Chaverot: I think at the Buff Epic Trail I did pretty well and also, Madeira Ultra-Trail. Those were my two better races. No weak points. No problems. I only run and run. I did not suffer too much. I had a lot of pleasure.

iRunFar: Timewise, how long did it take for BUFF Epic Trail?

Chaverot: I don’t remember, but I think it was 14 hours 50 minutes or 13 hours?

iRunFar: So it was maybe two thirds UTMB?

Chaverot: Yes, it was 108k and 7,000 meters and very technical, much more technical than here.

iRunFar: Good preparation for here.

Chaverot: I hope, yes.

iRunFar: Best of luck out there.

Chaverot: Thanks. Sorry for my English. I should have trained before the interview.

Bryon Powell

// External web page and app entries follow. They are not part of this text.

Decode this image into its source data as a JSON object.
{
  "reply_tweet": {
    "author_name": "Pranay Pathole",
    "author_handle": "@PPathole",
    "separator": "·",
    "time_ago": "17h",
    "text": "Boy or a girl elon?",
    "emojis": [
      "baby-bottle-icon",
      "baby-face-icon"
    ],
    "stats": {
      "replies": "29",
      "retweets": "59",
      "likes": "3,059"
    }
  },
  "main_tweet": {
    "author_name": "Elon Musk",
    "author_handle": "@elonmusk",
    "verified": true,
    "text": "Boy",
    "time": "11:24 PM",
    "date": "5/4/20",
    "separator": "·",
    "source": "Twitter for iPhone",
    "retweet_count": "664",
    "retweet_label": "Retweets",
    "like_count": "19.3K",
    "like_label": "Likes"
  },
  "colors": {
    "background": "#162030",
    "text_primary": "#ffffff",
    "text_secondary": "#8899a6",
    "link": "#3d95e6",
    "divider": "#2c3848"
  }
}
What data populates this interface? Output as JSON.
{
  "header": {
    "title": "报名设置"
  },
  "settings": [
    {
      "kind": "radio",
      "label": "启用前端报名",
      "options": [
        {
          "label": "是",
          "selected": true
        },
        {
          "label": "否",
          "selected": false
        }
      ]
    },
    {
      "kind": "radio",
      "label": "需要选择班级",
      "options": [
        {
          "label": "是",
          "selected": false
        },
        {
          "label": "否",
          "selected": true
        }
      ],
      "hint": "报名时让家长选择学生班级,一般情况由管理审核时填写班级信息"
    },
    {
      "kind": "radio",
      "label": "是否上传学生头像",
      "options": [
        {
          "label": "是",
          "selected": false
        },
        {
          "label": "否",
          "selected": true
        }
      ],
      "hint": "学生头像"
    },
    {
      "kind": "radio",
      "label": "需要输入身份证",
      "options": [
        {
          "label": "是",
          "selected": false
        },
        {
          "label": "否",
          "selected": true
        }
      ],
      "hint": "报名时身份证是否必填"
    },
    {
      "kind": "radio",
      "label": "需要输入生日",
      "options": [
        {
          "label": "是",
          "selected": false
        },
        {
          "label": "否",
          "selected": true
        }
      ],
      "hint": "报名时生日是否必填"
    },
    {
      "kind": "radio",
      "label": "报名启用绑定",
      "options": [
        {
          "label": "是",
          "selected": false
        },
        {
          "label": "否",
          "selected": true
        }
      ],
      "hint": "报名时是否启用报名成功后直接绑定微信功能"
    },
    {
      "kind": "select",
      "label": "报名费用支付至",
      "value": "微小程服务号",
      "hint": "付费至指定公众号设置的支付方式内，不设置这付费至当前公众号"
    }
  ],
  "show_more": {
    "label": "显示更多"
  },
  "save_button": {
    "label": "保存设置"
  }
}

Bryon Powell is the Founding Editor of iRunFar. He’s been writing about trail running, ultrarunning, and running gear for more than 15 years. Aside from iRunFar, he’s authored the books Relentless Forward Progress: A Guide to Running Ultramarathons and Where the Road Ends: A Guide to Trail Running, been a contributing editor at Trail Runner magazine, written for publications including Outside, Sierra, and Running Times, and coached ultrarunners of all abilities. Based in Silverton, Colorado, Bryon is an avid trail runner and ultrarunner who competes in events from the Hardrock 100 Mile just out his front door to races long and short around the world, that is, when he’s not fly fishing or tending to his garden.